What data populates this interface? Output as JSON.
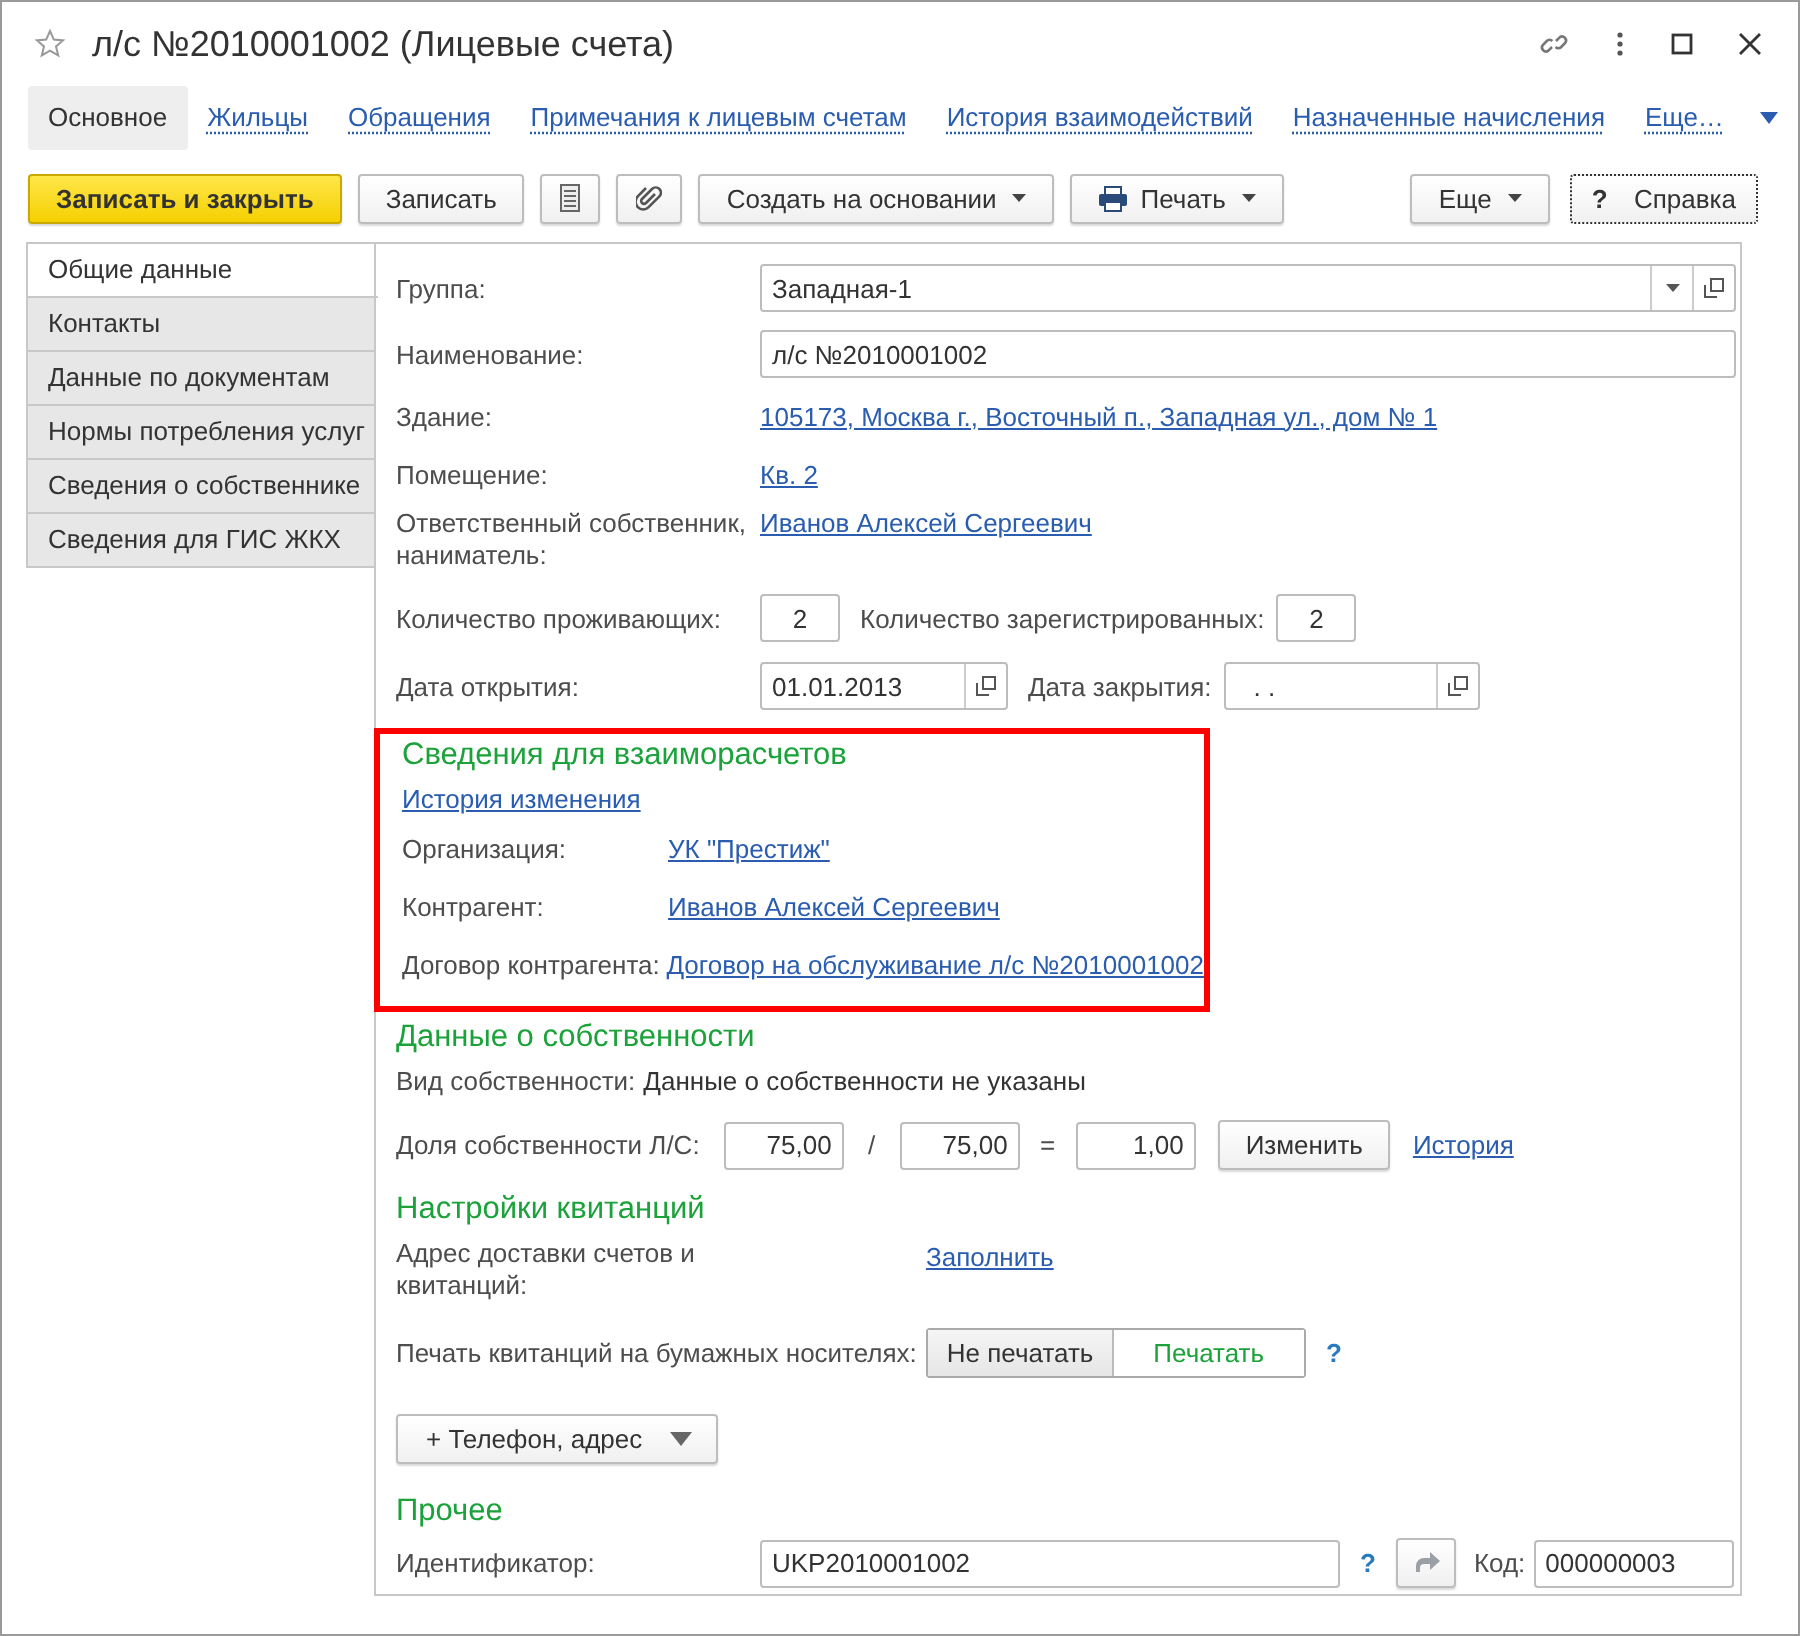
{
  "window": {
    "title": "л/с №2010001002 (Лицевые счета)",
    "favorite": false
  },
  "nav_tabs": [
    {
      "label": "Основное",
      "selected": true
    },
    {
      "label": "Жильцы",
      "selected": false
    },
    {
      "label": "Обращения",
      "selected": false
    },
    {
      "label": "Примечания к лицевым счетам",
      "selected": false
    },
    {
      "label": "История взаимодействий",
      "selected": false
    },
    {
      "label": "Назначенные начисления",
      "selected": false
    },
    {
      "label": "Еще…",
      "selected": false,
      "kind": "more"
    }
  ],
  "toolbar": [
    {
      "kind": "primary",
      "label": "Записать и закрыть"
    },
    {
      "kind": "plain",
      "label": "Записать"
    },
    {
      "kind": "list"
    },
    {
      "kind": "attach"
    },
    {
      "kind": "dropdown",
      "label": "Создать на основании"
    },
    {
      "kind": "print",
      "label": "Печать"
    }
  ],
  "toolbar_right": [
    {
      "kind": "dropdown",
      "label": "Еще"
    },
    {
      "kind": "help",
      "mark": "?",
      "label": "Справка"
    }
  ],
  "side_tabs": [
    {
      "label": "Общие данные",
      "selected": true
    },
    {
      "label": "Контакты",
      "selected": false
    },
    {
      "label": "Данные по документам",
      "selected": false
    },
    {
      "label": "Нормы потребления услуг",
      "selected": false
    },
    {
      "label": "Сведения о собственнике",
      "selected": false
    },
    {
      "label": "Сведения для ГИС ЖКХ",
      "selected": false
    }
  ],
  "group": {
    "label": "Группа:",
    "value": "Западная-1"
  },
  "name": {
    "label": "Наименование:",
    "value": "л/с №2010001002"
  },
  "building": {
    "label": "Здание:",
    "link": "105173, Москва г., Восточный п., Западная ул., дом № 1"
  },
  "premises": {
    "label": "Помещение:",
    "link": "Кв. 2"
  },
  "responsible": {
    "label": "Ответственный собственник, наниматель:",
    "link": "Иванов Алексей Сергеевич"
  },
  "residents": {
    "label": "Количество проживающих:",
    "value": "2"
  },
  "registered": {
    "label": "Количество зарегистрированных:",
    "value": "2"
  },
  "open_date": {
    "label": "Дата открытия:",
    "value": "01.01.2013"
  },
  "close_date": {
    "label": "Дата закрытия:",
    "value": ".  ."
  },
  "settlements": {
    "title": "Сведения для взаиморасчетов",
    "highlighted": true,
    "history_link": "История изменения",
    "rows": [
      {
        "label": "Организация:",
        "link": "УК \"Престиж\""
      },
      {
        "label": "Контрагент:",
        "link": "Иванов Алексей Сергеевич"
      },
      {
        "label": "Договор контрагента:",
        "link": "Договор на обслуживание л/с №2010001002"
      }
    ]
  },
  "ownership": {
    "title": "Данные о собственности",
    "kind_label": "Вид собственности:",
    "kind_value": "Данные о собственности не указаны",
    "share_label": "Доля собственности Л/С:",
    "numerator": "75,00",
    "slash": "/",
    "denominator": "75,00",
    "equals": "=",
    "result": "1,00",
    "change_button": "Изменить",
    "history_link": "История"
  },
  "receipts": {
    "title": "Настройки квитанций",
    "address_label": "Адрес доставки счетов и квитанций:",
    "fill_link": "Заполнить",
    "print_label": "Печать квитанций на бумажных носителях:",
    "print_options": [
      {
        "label": "Не печатать",
        "selected": false
      },
      {
        "label": "Печатать",
        "selected": true
      }
    ],
    "help": "?"
  },
  "contact_button": "+ Телефон, адрес",
  "other": {
    "title": "Прочее",
    "id_label": "Идентификатор:",
    "id_value": "UKP2010001002",
    "help": "?",
    "code_label": "Код:",
    "code_value": "000000003"
  }
}
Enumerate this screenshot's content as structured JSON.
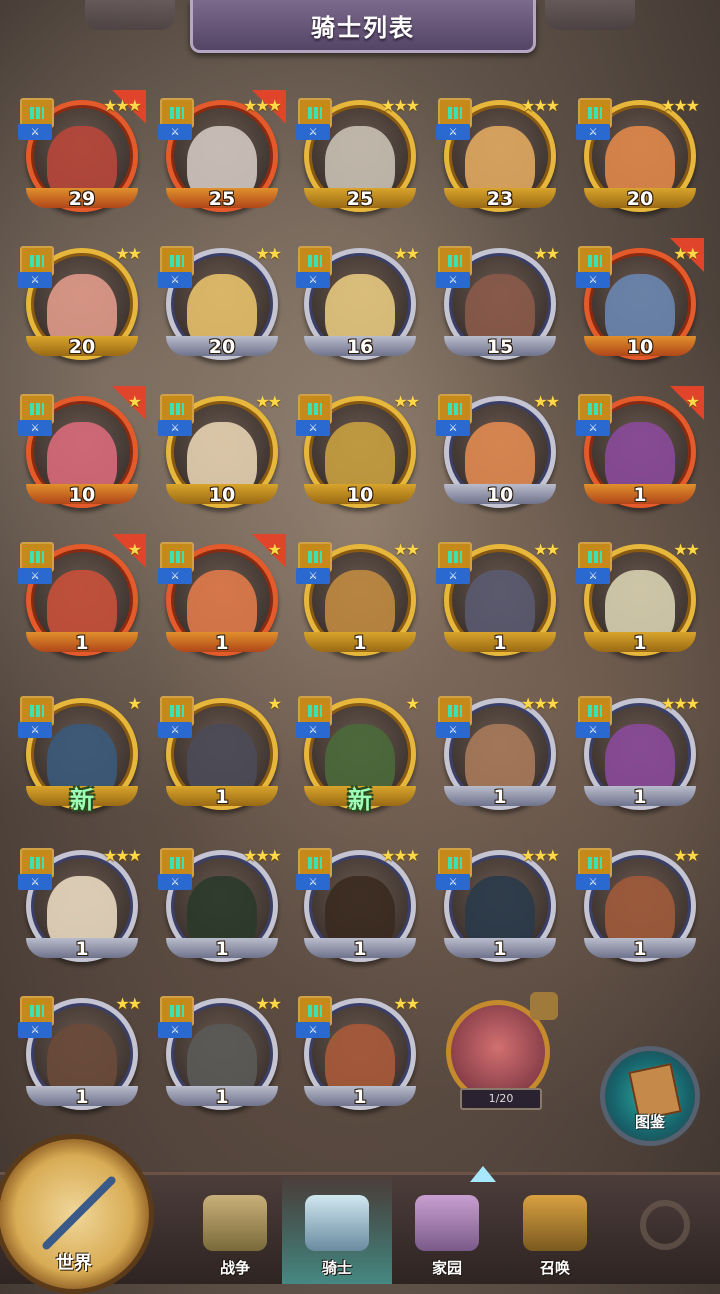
{
  "header": {
    "title": "骑士列表"
  },
  "knights": [
    {
      "level": "29",
      "stars": "★★★",
      "frame": "red",
      "color": "#b8473b"
    },
    {
      "level": "25",
      "stars": "★★★",
      "frame": "red",
      "color": "#d0c7c0"
    },
    {
      "level": "25",
      "stars": "★★★",
      "frame": "gold",
      "color": "#c9c0b4"
    },
    {
      "level": "23",
      "stars": "★★★",
      "frame": "gold",
      "color": "#e0a860"
    },
    {
      "level": "20",
      "stars": "★★★",
      "frame": "gold",
      "color": "#e0884a"
    },
    {
      "level": "20",
      "stars": "★★",
      "frame": "gold",
      "color": "#e09a8a"
    },
    {
      "level": "20",
      "stars": "★★",
      "frame": "silver",
      "color": "#e6c06a"
    },
    {
      "level": "16",
      "stars": "★★",
      "frame": "silver",
      "color": "#e6c880"
    },
    {
      "level": "15",
      "stars": "★★",
      "frame": "silver",
      "color": "#8a5a4a"
    },
    {
      "level": "10",
      "stars": "★★",
      "frame": "red",
      "color": "#6a86b0"
    },
    {
      "level": "10",
      "stars": "★",
      "frame": "red",
      "color": "#d86a7a"
    },
    {
      "level": "10",
      "stars": "★★",
      "frame": "gold",
      "color": "#e6d0b0"
    },
    {
      "level": "10",
      "stars": "★★",
      "frame": "gold",
      "color": "#c8a040"
    },
    {
      "level": "10",
      "stars": "★★",
      "frame": "silver",
      "color": "#e08a50"
    },
    {
      "level": "1",
      "stars": "★",
      "frame": "red",
      "color": "#8a4a9a"
    },
    {
      "level": "1",
      "stars": "★",
      "frame": "red",
      "color": "#c8503a"
    },
    {
      "level": "1",
      "stars": "★",
      "frame": "red",
      "color": "#e07a4a"
    },
    {
      "level": "1",
      "stars": "★★",
      "frame": "gold",
      "color": "#c08a40"
    },
    {
      "level": "1",
      "stars": "★★",
      "frame": "gold",
      "color": "#5a5a70"
    },
    {
      "level": "1",
      "stars": "★★",
      "frame": "gold",
      "color": "#d8d0b0"
    },
    {
      "level": "新",
      "stars": "★",
      "frame": "gold",
      "color": "#3a5a7a"
    },
    {
      "level": "1",
      "stars": "★",
      "frame": "gold",
      "color": "#4a4a58"
    },
    {
      "level": "新",
      "stars": "★",
      "frame": "gold",
      "color": "#4a6a3a"
    },
    {
      "level": "1",
      "stars": "★★★",
      "frame": "silver",
      "color": "#a87a5a"
    },
    {
      "level": "1",
      "stars": "★★★",
      "frame": "silver",
      "color": "#8a4a9a"
    },
    {
      "level": "1",
      "stars": "★★★",
      "frame": "silver",
      "color": "#e8d8c0"
    },
    {
      "level": "1",
      "stars": "★★★",
      "frame": "silver",
      "color": "#2a3a2a"
    },
    {
      "level": "1",
      "stars": "★★★",
      "frame": "silver",
      "color": "#3a2a20"
    },
    {
      "level": "1",
      "stars": "★★★",
      "frame": "silver",
      "color": "#2a3a4a"
    },
    {
      "level": "1",
      "stars": "★★",
      "frame": "silver",
      "color": "#a05a3a"
    },
    {
      "level": "1",
      "stars": "★★",
      "frame": "silver",
      "color": "#6a4a3a"
    },
    {
      "level": "1",
      "stars": "★★",
      "frame": "silver",
      "color": "#5a5a58"
    },
    {
      "level": "1",
      "stars": "★★",
      "frame": "silver",
      "color": "#a85a3a"
    }
  ],
  "fragment": {
    "progress": "1/20"
  },
  "codex": {
    "label": "图鉴"
  },
  "nav": {
    "world": "世界",
    "items": [
      {
        "label": "战争"
      },
      {
        "label": "骑士"
      },
      {
        "label": "家园"
      },
      {
        "label": "召唤"
      }
    ]
  },
  "colors": {
    "gold_frame": "#e6b73a",
    "silver_frame": "#c4c4d2",
    "red_frame": "#e45a2a",
    "class_badge": "#c58a1a",
    "role_badge": "#2a6ad0",
    "stars": "#ffd84a"
  }
}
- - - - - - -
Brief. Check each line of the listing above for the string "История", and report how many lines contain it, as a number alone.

Response to the task. 3